[[ GIVEN INFORMATION open ]]
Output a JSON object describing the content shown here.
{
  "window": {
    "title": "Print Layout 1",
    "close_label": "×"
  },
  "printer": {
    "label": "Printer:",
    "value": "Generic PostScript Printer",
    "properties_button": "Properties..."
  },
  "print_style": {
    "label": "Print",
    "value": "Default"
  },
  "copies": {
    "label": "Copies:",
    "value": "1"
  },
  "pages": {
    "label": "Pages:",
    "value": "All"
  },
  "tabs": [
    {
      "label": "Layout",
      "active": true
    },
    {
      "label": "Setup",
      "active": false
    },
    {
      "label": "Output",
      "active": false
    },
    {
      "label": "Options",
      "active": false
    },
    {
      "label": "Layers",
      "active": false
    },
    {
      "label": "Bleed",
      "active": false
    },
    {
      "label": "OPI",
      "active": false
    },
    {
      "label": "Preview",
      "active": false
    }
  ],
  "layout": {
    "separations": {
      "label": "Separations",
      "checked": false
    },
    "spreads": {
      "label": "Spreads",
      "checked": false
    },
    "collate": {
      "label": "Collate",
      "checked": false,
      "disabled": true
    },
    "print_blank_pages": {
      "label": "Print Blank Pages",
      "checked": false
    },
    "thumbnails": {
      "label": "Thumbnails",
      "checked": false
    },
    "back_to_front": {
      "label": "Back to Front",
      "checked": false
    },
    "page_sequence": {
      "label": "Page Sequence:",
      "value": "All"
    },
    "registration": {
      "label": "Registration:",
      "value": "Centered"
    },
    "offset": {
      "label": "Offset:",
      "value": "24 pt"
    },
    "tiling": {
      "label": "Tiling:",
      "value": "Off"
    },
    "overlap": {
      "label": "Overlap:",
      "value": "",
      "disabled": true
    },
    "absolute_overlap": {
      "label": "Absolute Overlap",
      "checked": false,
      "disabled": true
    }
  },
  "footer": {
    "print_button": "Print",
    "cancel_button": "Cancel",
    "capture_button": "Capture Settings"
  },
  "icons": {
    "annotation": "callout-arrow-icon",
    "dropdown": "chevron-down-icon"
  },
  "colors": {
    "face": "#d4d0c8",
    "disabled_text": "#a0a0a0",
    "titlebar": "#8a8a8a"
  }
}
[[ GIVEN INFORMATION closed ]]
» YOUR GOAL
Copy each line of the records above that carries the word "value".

» ANSWER TO THE PROBLEM
    "value": "Generic PostScript Printer",
    "value": "Default"
    "value": "1"
    "value": "All"
      "value": "All"
      "value": "Centered"
      "value": "24 pt"
      "value": "Off"
      "value": "",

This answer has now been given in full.